IP address, there might be 10 or more individual users. Instead of tracking
unique IP addresses, I'd like to be able to track:
the number of unique vistors per month
the number of first time visitors (first time ever) per month
and then page hits per month for each individual page as well as the site
When it comes to tracking users, the Apache logs seem to track only IP
addresses so 10 users sharing the same office IP address only seem to
register as 1 unique visitor. I was using cookies to track individual
computers, but if the user does not accept the cookie, the counts start to
go way off.
Hopefully someone has some ideas on how to more accurately count individual
computers rather than just individual IP addresses.
Re: More accurate web analysis
You don't really have many options here. Apache, as you found, only
logs IP addresses, so you can't really use that metric. However, if you
force people to authenticate with a username and password, you'll be
able to track that unless they share usernames and passwords. If it's
their unique username and there's a company policy against sharing
passwords (make it a termination offense), you'll have what you need.
Since there's no unique way to track users of shared computers, this may
be your only way for a unique users metric. It's up to management to
decide if this is important to them to track this information as they'll
have to enforce rules for you to get it. If they aren't willing to do
this, you have no other way to track unique hits from shared computers.
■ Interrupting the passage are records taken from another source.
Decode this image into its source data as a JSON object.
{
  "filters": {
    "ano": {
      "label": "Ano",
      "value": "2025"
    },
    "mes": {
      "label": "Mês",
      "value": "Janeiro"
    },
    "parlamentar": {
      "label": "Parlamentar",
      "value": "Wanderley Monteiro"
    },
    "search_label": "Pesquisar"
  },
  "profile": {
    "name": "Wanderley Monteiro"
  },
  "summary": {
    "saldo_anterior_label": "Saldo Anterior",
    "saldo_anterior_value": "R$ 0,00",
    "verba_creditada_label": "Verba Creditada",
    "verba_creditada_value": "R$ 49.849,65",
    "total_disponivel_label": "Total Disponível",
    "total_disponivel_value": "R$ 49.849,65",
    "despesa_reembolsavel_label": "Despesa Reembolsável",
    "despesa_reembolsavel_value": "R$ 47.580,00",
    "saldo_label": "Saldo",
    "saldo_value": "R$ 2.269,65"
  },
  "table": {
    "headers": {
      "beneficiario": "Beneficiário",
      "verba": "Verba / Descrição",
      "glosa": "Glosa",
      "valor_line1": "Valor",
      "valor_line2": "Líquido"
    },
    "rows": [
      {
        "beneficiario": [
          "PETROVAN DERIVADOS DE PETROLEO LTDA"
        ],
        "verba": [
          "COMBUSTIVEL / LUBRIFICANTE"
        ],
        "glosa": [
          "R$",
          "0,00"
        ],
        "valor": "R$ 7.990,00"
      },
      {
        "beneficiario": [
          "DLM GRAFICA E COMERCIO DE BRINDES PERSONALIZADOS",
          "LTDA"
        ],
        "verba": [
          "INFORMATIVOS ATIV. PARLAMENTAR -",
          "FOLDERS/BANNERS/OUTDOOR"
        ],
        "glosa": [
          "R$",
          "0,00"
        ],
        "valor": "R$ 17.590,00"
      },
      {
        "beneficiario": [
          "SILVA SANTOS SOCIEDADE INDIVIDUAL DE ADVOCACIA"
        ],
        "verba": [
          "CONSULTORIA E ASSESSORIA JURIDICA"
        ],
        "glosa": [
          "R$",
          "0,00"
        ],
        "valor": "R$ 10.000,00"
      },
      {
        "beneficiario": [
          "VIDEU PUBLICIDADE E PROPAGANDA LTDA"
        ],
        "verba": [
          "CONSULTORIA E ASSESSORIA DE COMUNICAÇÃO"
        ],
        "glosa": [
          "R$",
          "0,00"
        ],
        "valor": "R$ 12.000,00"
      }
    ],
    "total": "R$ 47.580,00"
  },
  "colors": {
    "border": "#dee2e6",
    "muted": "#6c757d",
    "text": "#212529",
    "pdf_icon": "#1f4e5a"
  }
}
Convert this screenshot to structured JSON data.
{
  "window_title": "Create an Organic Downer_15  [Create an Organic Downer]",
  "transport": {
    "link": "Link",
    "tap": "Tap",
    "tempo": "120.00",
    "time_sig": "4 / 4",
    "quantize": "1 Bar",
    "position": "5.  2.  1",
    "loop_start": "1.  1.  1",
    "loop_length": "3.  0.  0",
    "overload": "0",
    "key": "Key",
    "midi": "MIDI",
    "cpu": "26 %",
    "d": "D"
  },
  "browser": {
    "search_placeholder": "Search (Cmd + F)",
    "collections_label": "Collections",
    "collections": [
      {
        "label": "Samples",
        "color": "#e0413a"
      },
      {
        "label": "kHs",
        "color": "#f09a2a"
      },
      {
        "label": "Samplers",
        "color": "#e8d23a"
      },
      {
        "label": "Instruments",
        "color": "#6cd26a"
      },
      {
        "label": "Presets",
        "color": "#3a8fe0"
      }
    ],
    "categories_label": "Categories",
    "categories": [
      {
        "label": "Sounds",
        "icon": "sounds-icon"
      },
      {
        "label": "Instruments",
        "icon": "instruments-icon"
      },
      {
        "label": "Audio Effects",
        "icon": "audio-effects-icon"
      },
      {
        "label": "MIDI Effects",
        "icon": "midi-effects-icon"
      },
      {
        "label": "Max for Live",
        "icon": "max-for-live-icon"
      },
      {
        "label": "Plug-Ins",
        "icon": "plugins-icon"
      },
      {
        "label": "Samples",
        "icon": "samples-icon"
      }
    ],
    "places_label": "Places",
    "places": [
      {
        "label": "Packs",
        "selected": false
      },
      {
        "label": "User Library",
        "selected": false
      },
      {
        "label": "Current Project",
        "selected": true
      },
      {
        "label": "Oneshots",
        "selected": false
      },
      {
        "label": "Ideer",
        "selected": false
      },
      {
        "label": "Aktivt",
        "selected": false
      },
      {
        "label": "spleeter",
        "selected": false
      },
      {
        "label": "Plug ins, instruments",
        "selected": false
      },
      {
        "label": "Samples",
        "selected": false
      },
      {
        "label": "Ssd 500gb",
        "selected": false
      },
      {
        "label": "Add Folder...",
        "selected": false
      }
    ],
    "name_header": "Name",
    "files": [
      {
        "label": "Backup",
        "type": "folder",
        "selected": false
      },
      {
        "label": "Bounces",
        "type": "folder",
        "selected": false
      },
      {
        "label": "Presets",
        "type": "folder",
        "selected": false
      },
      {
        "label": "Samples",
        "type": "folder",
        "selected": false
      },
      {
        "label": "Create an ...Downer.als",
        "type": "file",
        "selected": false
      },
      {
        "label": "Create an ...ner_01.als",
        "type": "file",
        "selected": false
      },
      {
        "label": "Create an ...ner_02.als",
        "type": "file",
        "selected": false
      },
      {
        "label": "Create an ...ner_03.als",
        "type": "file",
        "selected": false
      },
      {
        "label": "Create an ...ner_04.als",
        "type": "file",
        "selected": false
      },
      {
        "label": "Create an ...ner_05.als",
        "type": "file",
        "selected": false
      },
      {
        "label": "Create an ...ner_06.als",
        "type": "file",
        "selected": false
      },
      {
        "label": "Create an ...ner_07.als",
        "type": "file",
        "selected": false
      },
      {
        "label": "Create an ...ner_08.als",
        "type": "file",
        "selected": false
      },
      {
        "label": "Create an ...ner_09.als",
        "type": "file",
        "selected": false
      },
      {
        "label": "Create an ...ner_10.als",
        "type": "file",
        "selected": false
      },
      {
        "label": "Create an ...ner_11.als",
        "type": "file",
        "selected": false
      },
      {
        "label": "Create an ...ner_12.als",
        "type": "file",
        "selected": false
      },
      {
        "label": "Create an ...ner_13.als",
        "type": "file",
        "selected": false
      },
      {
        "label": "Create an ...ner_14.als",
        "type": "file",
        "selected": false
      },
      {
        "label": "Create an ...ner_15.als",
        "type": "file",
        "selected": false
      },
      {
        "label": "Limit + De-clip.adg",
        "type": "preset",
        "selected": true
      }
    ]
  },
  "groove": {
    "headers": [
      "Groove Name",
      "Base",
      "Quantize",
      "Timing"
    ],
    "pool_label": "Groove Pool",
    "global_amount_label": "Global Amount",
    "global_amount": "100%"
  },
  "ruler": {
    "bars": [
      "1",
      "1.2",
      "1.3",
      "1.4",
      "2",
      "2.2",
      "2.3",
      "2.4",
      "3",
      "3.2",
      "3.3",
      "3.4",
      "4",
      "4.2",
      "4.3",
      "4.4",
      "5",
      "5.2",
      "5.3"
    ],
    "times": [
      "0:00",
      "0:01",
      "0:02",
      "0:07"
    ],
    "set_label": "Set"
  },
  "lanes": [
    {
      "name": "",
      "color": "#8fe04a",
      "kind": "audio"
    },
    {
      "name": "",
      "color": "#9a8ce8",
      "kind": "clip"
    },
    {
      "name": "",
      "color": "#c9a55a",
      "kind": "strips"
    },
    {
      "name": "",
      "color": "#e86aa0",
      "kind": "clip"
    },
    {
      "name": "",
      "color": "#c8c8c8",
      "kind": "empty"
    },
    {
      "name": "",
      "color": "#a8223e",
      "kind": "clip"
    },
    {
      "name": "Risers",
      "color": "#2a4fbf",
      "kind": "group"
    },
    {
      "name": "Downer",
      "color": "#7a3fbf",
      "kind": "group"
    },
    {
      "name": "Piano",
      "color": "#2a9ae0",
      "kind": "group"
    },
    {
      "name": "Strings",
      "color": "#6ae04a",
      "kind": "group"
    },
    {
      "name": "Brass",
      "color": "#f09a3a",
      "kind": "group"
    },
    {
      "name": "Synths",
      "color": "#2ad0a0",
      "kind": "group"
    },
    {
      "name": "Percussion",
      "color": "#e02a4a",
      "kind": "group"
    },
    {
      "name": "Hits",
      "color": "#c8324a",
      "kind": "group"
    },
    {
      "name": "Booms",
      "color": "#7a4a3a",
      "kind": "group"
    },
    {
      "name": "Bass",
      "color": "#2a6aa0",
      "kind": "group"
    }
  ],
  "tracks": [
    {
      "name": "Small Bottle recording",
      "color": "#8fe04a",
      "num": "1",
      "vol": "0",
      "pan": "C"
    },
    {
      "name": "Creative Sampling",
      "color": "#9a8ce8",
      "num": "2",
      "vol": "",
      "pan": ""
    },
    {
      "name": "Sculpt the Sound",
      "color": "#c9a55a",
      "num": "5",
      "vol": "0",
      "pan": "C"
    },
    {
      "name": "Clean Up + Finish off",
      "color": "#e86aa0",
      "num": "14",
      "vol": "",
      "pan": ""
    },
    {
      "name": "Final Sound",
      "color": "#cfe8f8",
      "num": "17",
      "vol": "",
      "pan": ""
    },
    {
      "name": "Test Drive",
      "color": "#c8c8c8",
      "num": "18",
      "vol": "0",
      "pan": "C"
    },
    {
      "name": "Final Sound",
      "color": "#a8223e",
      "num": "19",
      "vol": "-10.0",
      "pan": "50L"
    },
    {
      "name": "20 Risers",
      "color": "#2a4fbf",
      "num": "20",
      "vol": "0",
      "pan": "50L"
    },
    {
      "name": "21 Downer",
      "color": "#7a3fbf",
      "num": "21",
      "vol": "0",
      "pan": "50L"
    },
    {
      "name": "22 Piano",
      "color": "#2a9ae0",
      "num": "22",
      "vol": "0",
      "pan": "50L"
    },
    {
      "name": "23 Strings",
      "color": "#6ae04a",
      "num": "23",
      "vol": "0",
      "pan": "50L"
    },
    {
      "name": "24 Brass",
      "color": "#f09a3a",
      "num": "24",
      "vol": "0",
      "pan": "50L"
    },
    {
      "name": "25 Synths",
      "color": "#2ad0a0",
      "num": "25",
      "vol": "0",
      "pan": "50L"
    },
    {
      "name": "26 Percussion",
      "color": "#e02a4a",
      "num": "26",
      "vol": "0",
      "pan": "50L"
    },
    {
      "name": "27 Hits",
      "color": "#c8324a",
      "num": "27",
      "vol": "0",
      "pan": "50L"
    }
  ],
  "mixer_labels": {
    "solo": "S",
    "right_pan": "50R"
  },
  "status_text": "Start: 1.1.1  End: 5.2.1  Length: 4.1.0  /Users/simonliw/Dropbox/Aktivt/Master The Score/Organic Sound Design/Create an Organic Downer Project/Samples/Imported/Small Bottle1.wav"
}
DeeDee, don't press that button! DeeDee! NO! Dee...
- R. Rajesh Jeba Anbiah
October 12, 2004, 9:41 am
Re: More accurate web analysis
You can't tell how many people are in front of any given monitor.
Many people have more than one computer.
Many computers are shared between people.
Many computers get a new IP address every time they dial up.
You can't do this face-to-face with any of (and probably not
with combinations of):
- Names on a picture ID (names change, many users have "John Smith")
- Credit card numbers (users have multiple credit cards, and they
can change banks, and people occasionally share credit cards)
- Driver's license numbers (people move between states)
so how on Earth could you do it over the web?
Use PHP sessions. They CAN work without cookies by passing the
session ID in the URL. This isn't ideal, but PHP can do better
than cookies alone. Also, session IDs may help out tracking dialup
users whose IP addresses change every time they dial up, if they
Be aware that many browsers will not keep cookies over a long time.
Some can be set to lose cookies when the browser is closed. (ALL
cookies are session cookies whether you want it or not.) Some users
erase cookies periodically, even if they accept them for one session.
You might be able to track the user as he wanders around your site
for one, er, session, but not track him between visits weeks apart.
Test if a user accepts cookies (set it on the main entry page; test
it on a later page. Can you set cookies on a redirect, and expect
them to be set at the destination page?). You can come up with
multiple stats: pessimistic: all users that don't accept cookies
from the same IP are considered as one, and optimistic: all users
that don't accept cookies from the same IP are considered different.
Reality is between the two.
Is it a different computer if I change out the CPU?
Gordon L. Burditt